*What to work on*: Below are records to repeat exactly. Omit the pictures from the copy.

*Source data*:
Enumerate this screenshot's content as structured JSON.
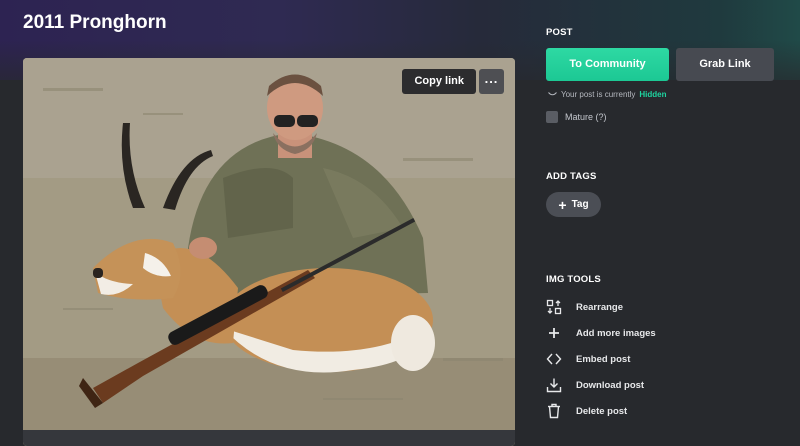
{
  "post": {
    "title": "2011 Pronghorn"
  },
  "image": {
    "copy_link_label": "Copy link",
    "more_label": "..."
  },
  "sidebar": {
    "post_section_label": "POST",
    "to_community_label": "To Community",
    "grab_link_label": "Grab Link",
    "visibility_prefix": "Your post is currently",
    "visibility_status": "Hidden",
    "mature_label": "Mature (?)",
    "add_tags_label": "ADD TAGS",
    "tag_button_label": "Tag",
    "img_tools_label": "IMG TOOLS",
    "tools": [
      {
        "label": "Rearrange",
        "icon": "rearrange-icon"
      },
      {
        "label": "Add more images",
        "icon": "plus-icon"
      },
      {
        "label": "Embed post",
        "icon": "code-icon"
      },
      {
        "label": "Download post",
        "icon": "download-icon"
      },
      {
        "label": "Delete post",
        "icon": "trash-icon"
      }
    ]
  },
  "colors": {
    "accent": "#1ed4a0",
    "background": "#27292d",
    "button_secondary": "#474a51"
  }
}
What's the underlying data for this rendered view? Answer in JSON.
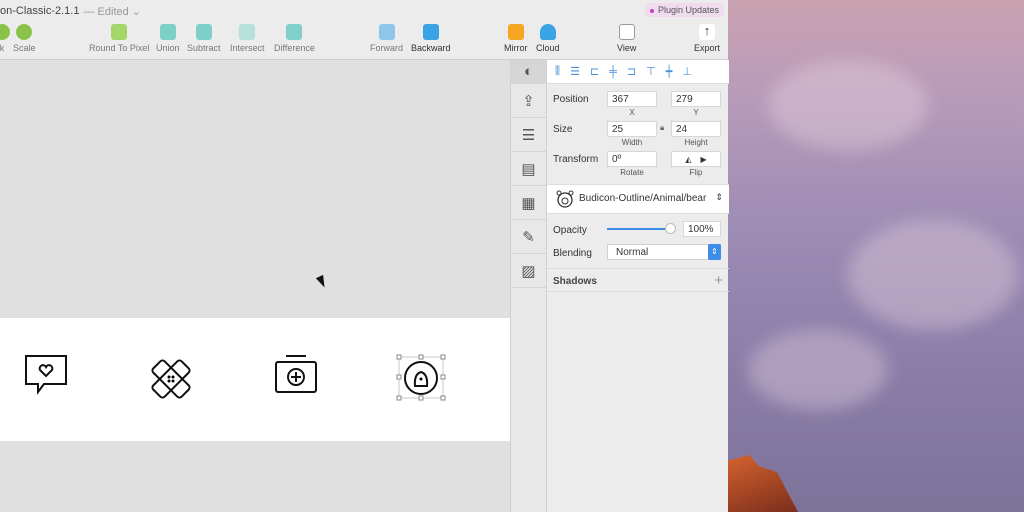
{
  "window": {
    "title": "on-Classic-2.1.1",
    "edited": "— Edited ⌄",
    "plugin_updates": "Plugin Updates"
  },
  "toolbar": {
    "items": [
      {
        "label": "k",
        "color": "#8bc34a"
      },
      {
        "label": "Scale",
        "color": "#8bc34a"
      },
      {
        "label": "Round To Pixel",
        "color": "#a5d66a"
      },
      {
        "label": "Union",
        "color": "#7fd0c8"
      },
      {
        "label": "Subtract",
        "color": "#7fd0c8"
      },
      {
        "label": "Intersect",
        "color": "#b5e0dc"
      },
      {
        "label": "Difference",
        "color": "#7fd0c8"
      },
      {
        "label": "Forward",
        "color": "#8cc6ea"
      },
      {
        "label": "Backward",
        "color": "#3aa3e3"
      },
      {
        "label": "Mirror",
        "color": "#f5a623"
      },
      {
        "label": "Cloud",
        "color": "#3aa3e3"
      },
      {
        "label": "View",
        "color": "#ffffff"
      },
      {
        "label": "Export",
        "color": "#ffffff"
      }
    ]
  },
  "inspector": {
    "position_label": "Position",
    "x": "367",
    "y": "279",
    "x_label": "X",
    "y_label": "Y",
    "size_label": "Size",
    "width": "25",
    "height": "24",
    "width_label": "Width",
    "height_label": "Height",
    "transform_label": "Transform",
    "rotate": "0º",
    "rotate_label": "Rotate",
    "flip_label": "Flip",
    "symbol": "Budicon-Outline/Animal/bear",
    "opacity_label": "Opacity",
    "opacity": "100%",
    "opacity_value": 1.0,
    "blending_label": "Blending",
    "blending": "Normal",
    "shadows_label": "Shadows"
  },
  "colors": {
    "accent": "#3d8ee8"
  }
}
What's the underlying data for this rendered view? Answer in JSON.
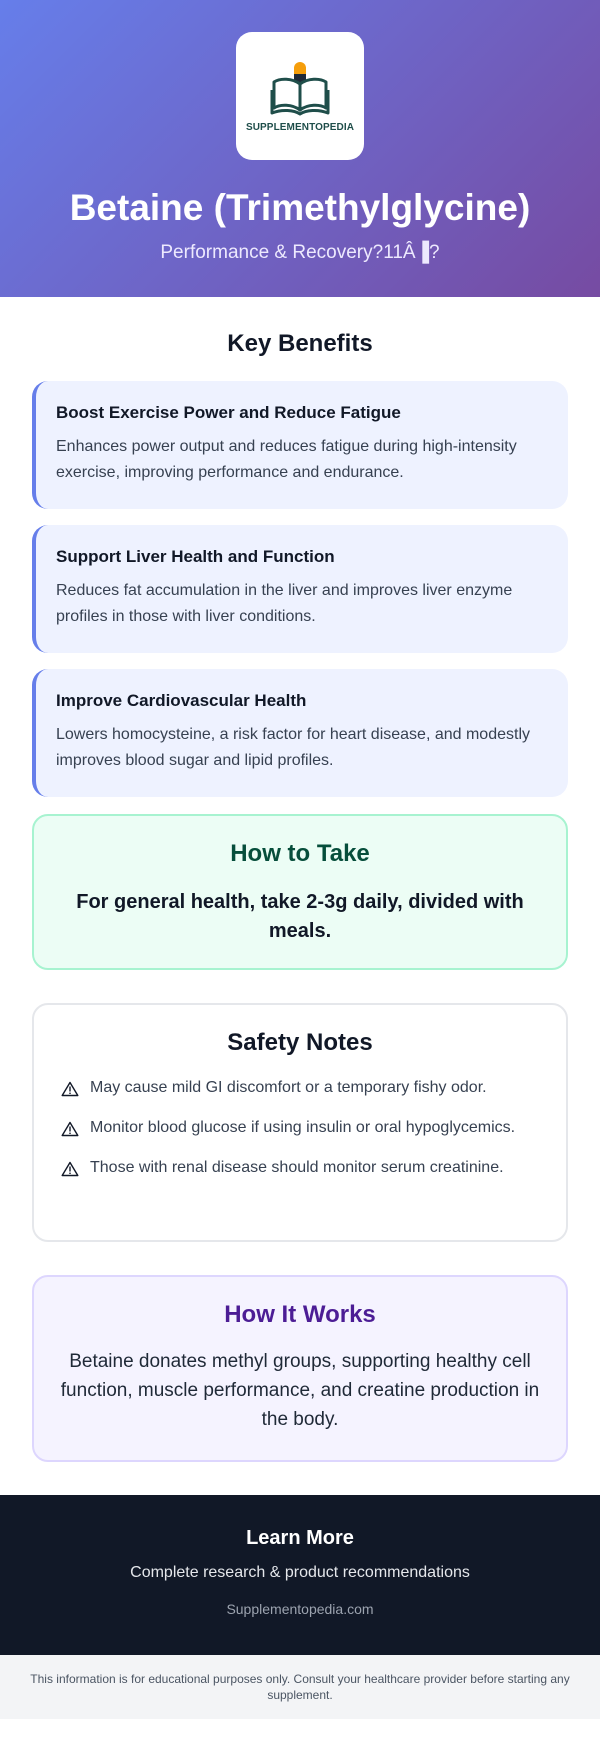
{
  "brand": {
    "logo_text": "SUPPLEMENTOPEDIA"
  },
  "hero": {
    "title": "Betaine (Trimethylglycine)",
    "subtitle": "Performance & Recovery?11Â▐?"
  },
  "benefits": {
    "heading": "Key Benefits",
    "items": [
      {
        "title": "Boost Exercise Power and Reduce Fatigue",
        "desc": "Enhances power output and reduces fatigue during high-intensity exercise, improving performance and endurance."
      },
      {
        "title": "Support Liver Health and Function",
        "desc": "Reduces fat accumulation in the liver and improves liver enzyme profiles in those with liver conditions."
      },
      {
        "title": "Improve Cardiovascular Health",
        "desc": "Lowers homocysteine, a risk factor for heart disease, and modestly improves blood sugar and lipid profiles."
      }
    ]
  },
  "how_to_take": {
    "heading": "How to Take",
    "text": "For general health, take 2-3g daily, divided with meals."
  },
  "safety": {
    "heading": "Safety Notes",
    "icon": "warning-icon",
    "items": [
      "May cause mild GI discomfort or a temporary fishy odor.",
      "Monitor blood glucose if using insulin or oral hypoglycemics.",
      "Those with renal disease should monitor serum creatinine."
    ]
  },
  "how_it_works": {
    "heading": "How It Works",
    "text": "Betaine donates methyl groups, supporting healthy cell function, muscle performance, and creatine production in the body."
  },
  "footer": {
    "heading": "Learn More",
    "subtitle": "Complete research & product recommendations",
    "link": "Supplementopedia.com"
  },
  "disclaimer": "This information is for educational purposes only. Consult your healthcare provider before starting any supplement.",
  "colors": {
    "hero_start": "#667eea",
    "hero_end": "#764ba2",
    "accent": "#667eea",
    "howto_title": "#064e3b",
    "works_title": "#4c1d95",
    "footer_bg": "#111827"
  }
}
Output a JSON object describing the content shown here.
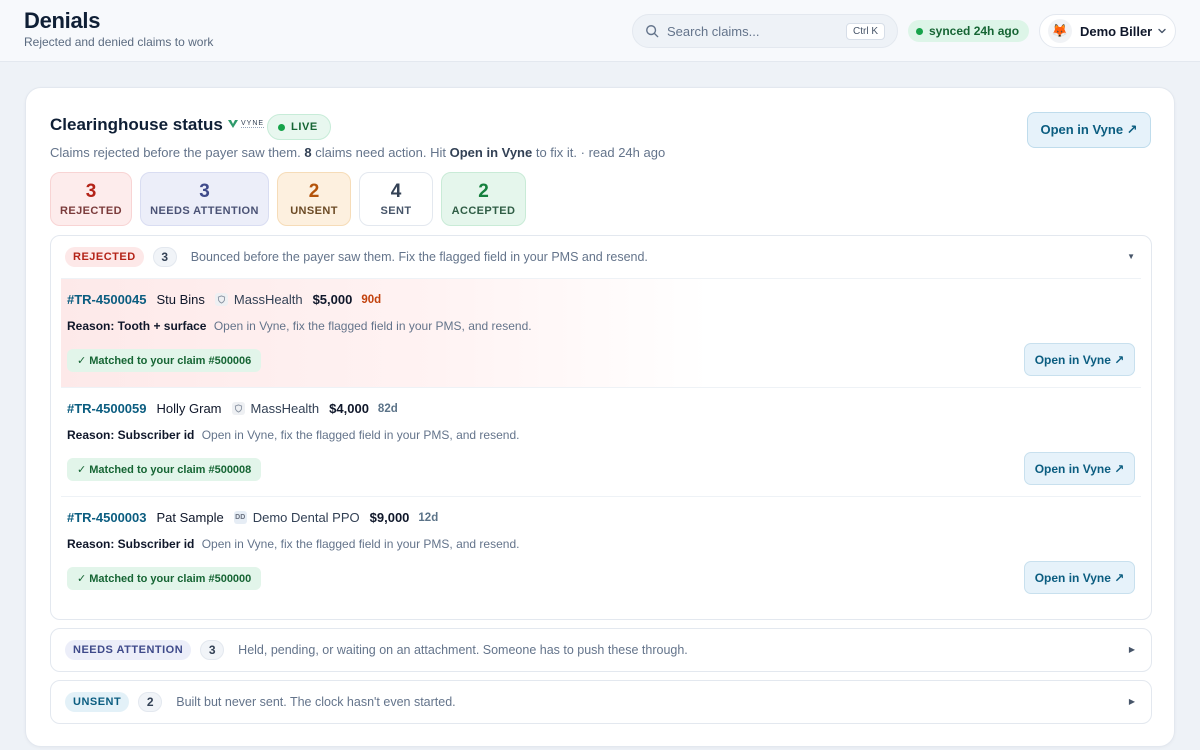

*Task response*:
Enumerate this screenshot's content as structured JSON.
{
  "post": {
    "title": "2011 Pronghorn"
  },
  "image": {
    "copy_link_label": "Copy link",
    "more_label": "..."
  },
  "sidebar": {
    "post_section_label": "POST",
    "to_community_label": "To Community",
    "grab_link_label": "Grab Link",
    "visibility_prefix": "Your post is currently",
    "visibility_status": "Hidden",
    "mature_label": "Mature (?)",
    "add_tags_label": "ADD TAGS",
    "tag_button_label": "Tag",
    "img_tools_label": "IMG TOOLS",
    "tools": [
      {
        "label": "Rearrange",
        "icon": "rearrange-icon"
      },
      {
        "label": "Add more images",
        "icon": "plus-icon"
      },
      {
        "label": "Embed post",
        "icon": "code-icon"
      },
      {
        "label": "Download post",
        "icon": "download-icon"
      },
      {
        "label": "Delete post",
        "icon": "trash-icon"
      }
    ]
  },
  "colors": {
    "accent": "#1ed4a0",
    "background": "#27292d",
    "button_secondary": "#474a51"
  }
}
What's the underlying data for this rendered view? Answer in JSON.
{
  "window": {
    "title": "on-Classic-2.1.1",
    "edited": "— Edited ⌄",
    "plugin_updates": "Plugin Updates"
  },
  "toolbar": {
    "items": [
      {
        "label": "k",
        "color": "#8bc34a"
      },
      {
        "label": "Scale",
        "color": "#8bc34a"
      },
      {
        "label": "Round To Pixel",
        "color": "#a5d66a"
      },
      {
        "label": "Union",
        "color": "#7fd0c8"
      },
      {
        "label": "Subtract",
        "color": "#7fd0c8"
      },
      {
        "label": "Intersect",
        "color": "#b5e0dc"
      },
      {
        "label": "Difference",
        "color": "#7fd0c8"
      },
      {
        "label": "Forward",
        "color": "#8cc6ea"
      },
      {
        "label": "Backward",
        "color": "#3aa3e3"
      },
      {
        "label": "Mirror",
        "color": "#f5a623"
      },
      {
        "label": "Cloud",
        "color": "#3aa3e3"
      },
      {
        "label": "View",
        "color": "#ffffff"
      },
      {
        "label": "Export",
        "color": "#ffffff"
      }
    ]
  },
  "inspector": {
    "position_label": "Position",
    "x": "367",
    "y": "279",
    "x_label": "X",
    "y_label": "Y",
    "size_label": "Size",
    "width": "25",
    "height": "24",
    "width_label": "Width",
    "height_label": "Height",
    "transform_label": "Transform",
    "rotate": "0º",
    "rotate_label": "Rotate",
    "flip_label": "Flip",
    "symbol": "Budicon-Outline/Animal/bear",
    "opacity_label": "Opacity",
    "opacity": "100%",
    "opacity_value": 1.0,
    "blending_label": "Blending",
    "blending": "Normal",
    "shadows_label": "Shadows"
  },
  "colors": {
    "accent": "#3d8ee8"
  }
}
What's the underlying data for this rendered view? Answer in JSON.
{
  "brand": {
    "logo_text": "SUPPLEMENTOPEDIA"
  },
  "hero": {
    "title": "Betaine (Trimethylglycine)",
    "subtitle": "Performance & Recovery?11Â▐?"
  },
  "benefits": {
    "heading": "Key Benefits",
    "items": [
      {
        "title": "Boost Exercise Power and Reduce Fatigue",
        "desc": "Enhances power output and reduces fatigue during high-intensity exercise, improving performance and endurance."
      },
      {
        "title": "Support Liver Health and Function",
        "desc": "Reduces fat accumulation in the liver and improves liver enzyme profiles in those with liver conditions."
      },
      {
        "title": "Improve Cardiovascular Health",
        "desc": "Lowers homocysteine, a risk factor for heart disease, and modestly improves blood sugar and lipid profiles."
      }
    ]
  },
  "how_to_take": {
    "heading": "How to Take",
    "text": "For general health, take 2-3g daily, divided with meals."
  },
  "safety": {
    "heading": "Safety Notes",
    "icon": "warning-icon",
    "items": [
      "May cause mild GI discomfort or a temporary fishy odor.",
      "Monitor blood glucose if using insulin or oral hypoglycemics.",
      "Those with renal disease should monitor serum creatinine."
    ]
  },
  "how_it_works": {
    "heading": "How It Works",
    "text": "Betaine donates methyl groups, supporting healthy cell function, muscle performance, and creatine production in the body."
  },
  "footer": {
    "heading": "Learn More",
    "subtitle": "Complete research & product recommendations",
    "link": "Supplementopedia.com"
  },
  "disclaimer": "This information is for educational purposes only. Consult your healthcare provider before starting any supplement.",
  "colors": {
    "hero_start": "#667eea",
    "hero_end": "#764ba2",
    "accent": "#667eea",
    "howto_title": "#064e3b",
    "works_title": "#4c1d95",
    "footer_bg": "#111827"
  }
}
Output a JSON object describing the content shown here.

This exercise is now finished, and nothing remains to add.